Rep M Berry: Thank you, Mr. Chairman. Good morning, committee. Representative Mark Berry, District 26. Mr. Chairman, this bill, House Bill 1086, is amending a bill that allows disabled veterans parking privileges. And there were some unintended consequences when the original bill was drafted. And what it boils down to is the law right now permits veterans with a disabled veteran tag to park in handicap spots if they have 30% disability or more. Well, I’m a disabled veteran. I am 80% disabled, because I lost my eyesight in Guatemala in one eye and some other injuries while on active duty. But it does not limit my mobility. So the problem being is that you have individuals that have diabetes, that may have a hysterectomy, that may have range of motion issues, but they’re not handicapped. So I look at my colleague, Josh Miller, who is paralyzed.
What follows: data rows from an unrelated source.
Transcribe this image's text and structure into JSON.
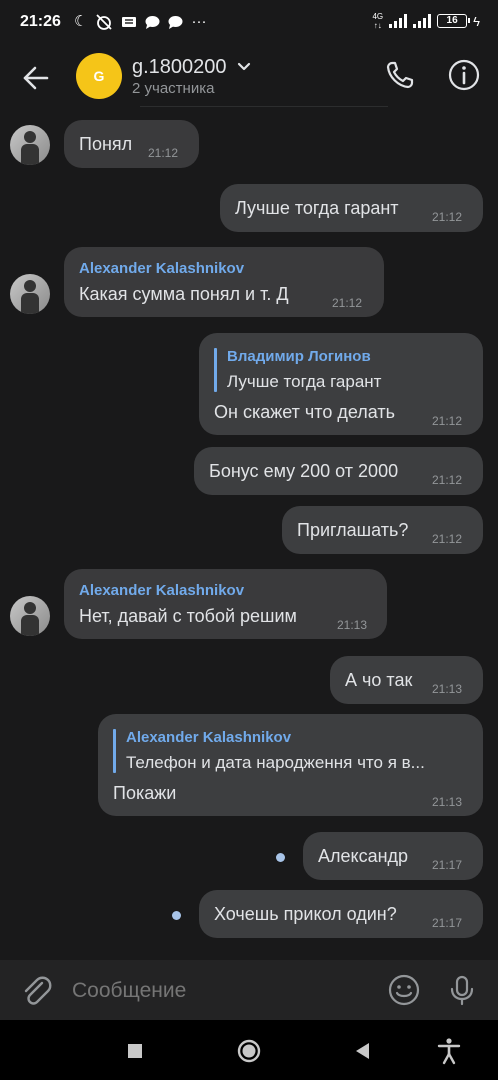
{
  "status_bar": {
    "time": "21:26",
    "icons": [
      "moon-icon",
      "alarm-off-icon",
      "mail-icon",
      "chat-icon",
      "chat-icon",
      "more-icon"
    ],
    "network_label": "4G",
    "battery": "16"
  },
  "header": {
    "avatar_letter": "G",
    "title": "g.1800200",
    "subtitle": "2 участника",
    "accent_color": "#f5c518"
  },
  "messages": [
    {
      "direction": "in",
      "text": "Понял",
      "time": "21:12"
    },
    {
      "direction": "out",
      "text": "Лучше тогда гарант",
      "time": "21:12"
    },
    {
      "direction": "in",
      "sender": "Alexander Kalashnikov",
      "text": "Какая сумма понял и т. Д",
      "time": "21:12"
    },
    {
      "direction": "out",
      "reply_name": "Владимир Логинов",
      "reply_text": "Лучше тогда гарант",
      "text": "Он скажет что делать",
      "time": "21:12"
    },
    {
      "direction": "out",
      "text": "Бонус ему 200 от 2000",
      "time": "21:12"
    },
    {
      "direction": "out",
      "text": "Приглашать?",
      "time": "21:12"
    },
    {
      "direction": "in",
      "sender": "Alexander Kalashnikov",
      "text": "Нет, давай с тобой решим",
      "time": "21:13"
    },
    {
      "direction": "out",
      "text": "А чо так",
      "time": "21:13"
    },
    {
      "direction": "out",
      "reply_name": "Alexander Kalashnikov",
      "reply_text": "Телефон и дата народження что я в...",
      "text": "Покажи",
      "time": "21:13"
    },
    {
      "direction": "out",
      "text": "Александр",
      "time": "21:17",
      "unread": true
    },
    {
      "direction": "out",
      "text": "Хочешь прикол один?",
      "time": "21:17",
      "unread": true
    }
  ],
  "composer": {
    "placeholder": "Сообщение"
  },
  "colors": {
    "background": "#19191a",
    "bubble": "#3a3a3c",
    "link": "#71aaeb",
    "muted": "#939699"
  }
}
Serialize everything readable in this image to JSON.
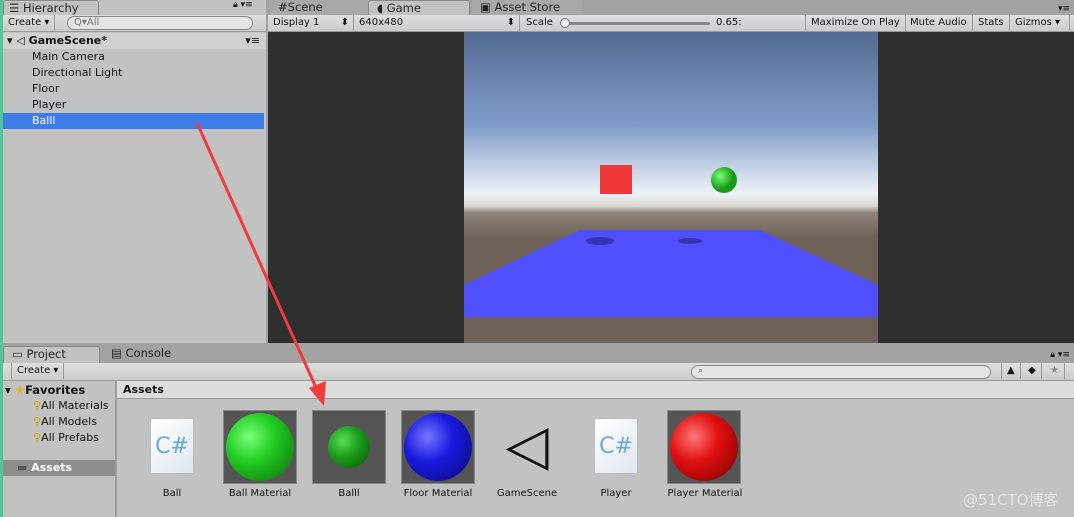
{
  "hierarchy": {
    "tab": "Hierarchy",
    "create": "Create",
    "search_placeholder": "All",
    "scene": "GameScene*",
    "items": [
      "Main Camera",
      "Directional Light",
      "Floor",
      "Player",
      "Balll"
    ],
    "selected": "Balll"
  },
  "game": {
    "tabs": [
      "Scene",
      "Game",
      "Asset Store"
    ],
    "active_tab": "Game",
    "display": "Display 1",
    "resolution": "640x480",
    "scale_label": "Scale",
    "scale_value": "0.65:",
    "buttons": [
      "Maximize On Play",
      "Mute Audio",
      "Stats",
      "Gizmos"
    ]
  },
  "project": {
    "tabs": [
      "Project",
      "Console"
    ],
    "create": "Create",
    "favorites": {
      "label": "Favorites",
      "items": [
        "All Materials",
        "All Models",
        "All Prefabs"
      ]
    },
    "assets_folder": "Assets",
    "breadcrumb": "Assets",
    "assets": [
      {
        "name": "Ball",
        "type": "script"
      },
      {
        "name": "Ball Material",
        "type": "material",
        "color": "#22cc22"
      },
      {
        "name": "Balll",
        "type": "prefab",
        "color": "#1a9a1a"
      },
      {
        "name": "Floor Material",
        "type": "material",
        "color": "#1a1ae0"
      },
      {
        "name": "GameScene",
        "type": "scene"
      },
      {
        "name": "Player",
        "type": "script"
      },
      {
        "name": "Player Material",
        "type": "material",
        "color": "#e01010"
      }
    ]
  },
  "watermark": "@51CTO博客",
  "colors": {
    "selection": "#3e7de7",
    "arrow": "#f03c3c",
    "floor": "#5050ff"
  }
}
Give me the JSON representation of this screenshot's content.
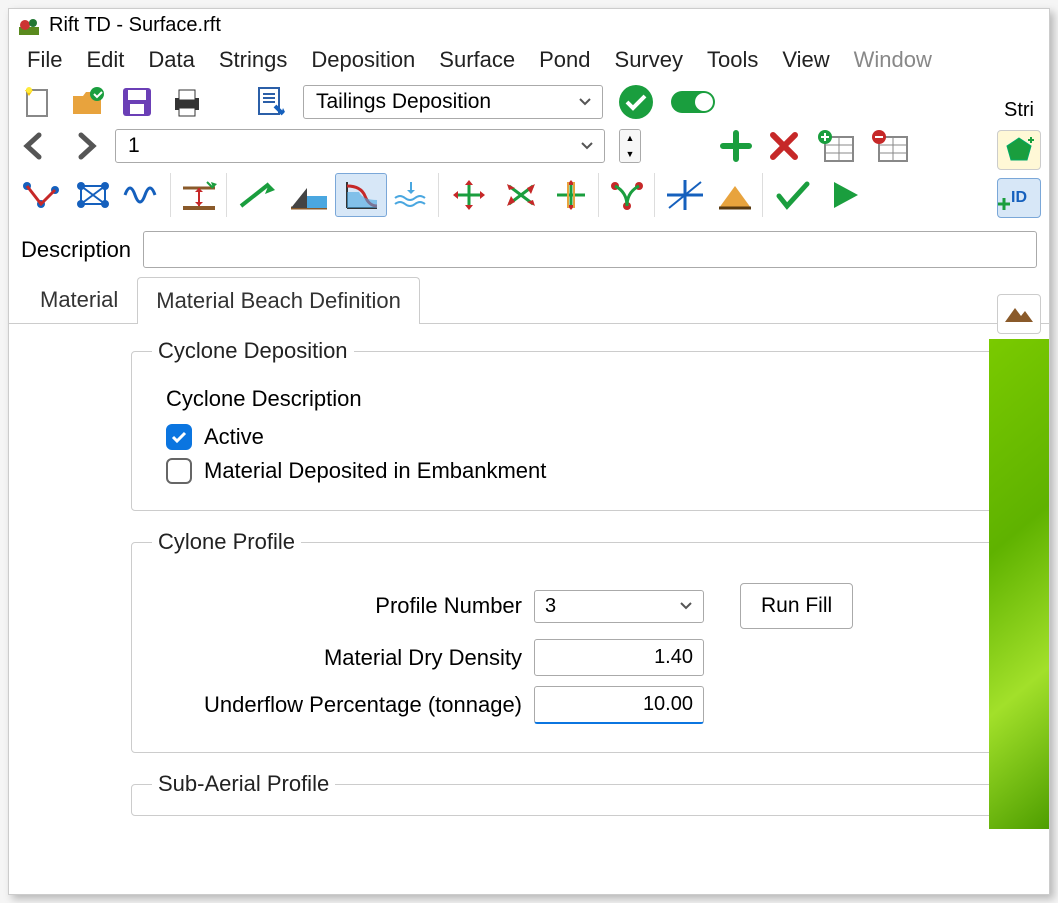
{
  "title": "Rift TD - Surface.rft",
  "menu": [
    "File",
    "Edit",
    "Data",
    "Strings",
    "Deposition",
    "Surface",
    "Pond",
    "Survey",
    "Tools",
    "View",
    "Window"
  ],
  "toolbar": {
    "select_value": "Tailings Deposition",
    "nav_value": "1"
  },
  "description_label": "Description",
  "description_value": "",
  "tabs": {
    "material": "Material",
    "beach": "Material Beach Definition"
  },
  "cyclone_deposition": {
    "legend": "Cyclone Deposition",
    "desc_label": "Cyclone Description",
    "active_label": "Active",
    "active_checked": true,
    "embank_label": "Material Deposited in Embankment",
    "embank_checked": false
  },
  "cyclone_profile": {
    "legend": "Cylone Profile",
    "profile_number_label": "Profile Number",
    "profile_number_value": "3",
    "run_fill": "Run Fill",
    "dry_density_label": "Material Dry Density",
    "dry_density_value": "1.40",
    "underflow_label": "Underflow Percentage (tonnage)",
    "underflow_value": "10.00"
  },
  "sub_aerial": {
    "legend": "Sub-Aerial Profile"
  },
  "right": {
    "stri": "Stri",
    "id": "ID"
  }
}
And many times there is an individual that works in the State Capitol that parks in a handicapped spot in the morning and runs up the stairs because he has a disabled veteran tag on his vehicle. It’s not right. And I think we owe it to the citizens of Arkansas that everyone, if you’re handicapped and you have mobility issues, park in handicapped spots.


Rep M Berry: But what this bill will mandate– it’s not cheating anybody out of a disabled veteran tag. What it’s going to require those individuals, if they want a handicap tag because they have mobility issues, to follow the same guidelines and procedures as every other Arkansan in the state of Arkansas in order to get that handicapped placard. And they hang it on their mirror. Now my colleague Representative Collins is going to be running a bill. It’s a companion bill that will allow all disabled veterans, even 10% disabled by the VA, as a recognition of being a disabled veteran. I have no problem with that. Where I have the problem is disabled veterans who do not have mobility issues like myself to park in handicap spots. So with that, Mr. Chairman, I’d be happy to take any questions.


Rep Holcomb: Any questions from the committee? Seeing none, anyone here to speak for or against the bill? Representative Berry, you may close.


Rep M Berry: I’m closed for my bill and I would ask for a do pass.


Rep Holcomb: Okay. I have a motion do pass. Do I have a second? I’m sorry. All in favor say aye. Any opposed, same like sign. Hearing none, congratulations. Your bill passes.


Rep M Berry: Thank you, Mr. Chairman. Thanks, committee.


Rep Holcomb: Okay, committee. Representative Pilkington, Representative Gonzalez, and Representative Collins. I don’t see any of those here. Looks like that does our business today. Be sure and remember the photo Thursday. Okay. This committee stands adjourned.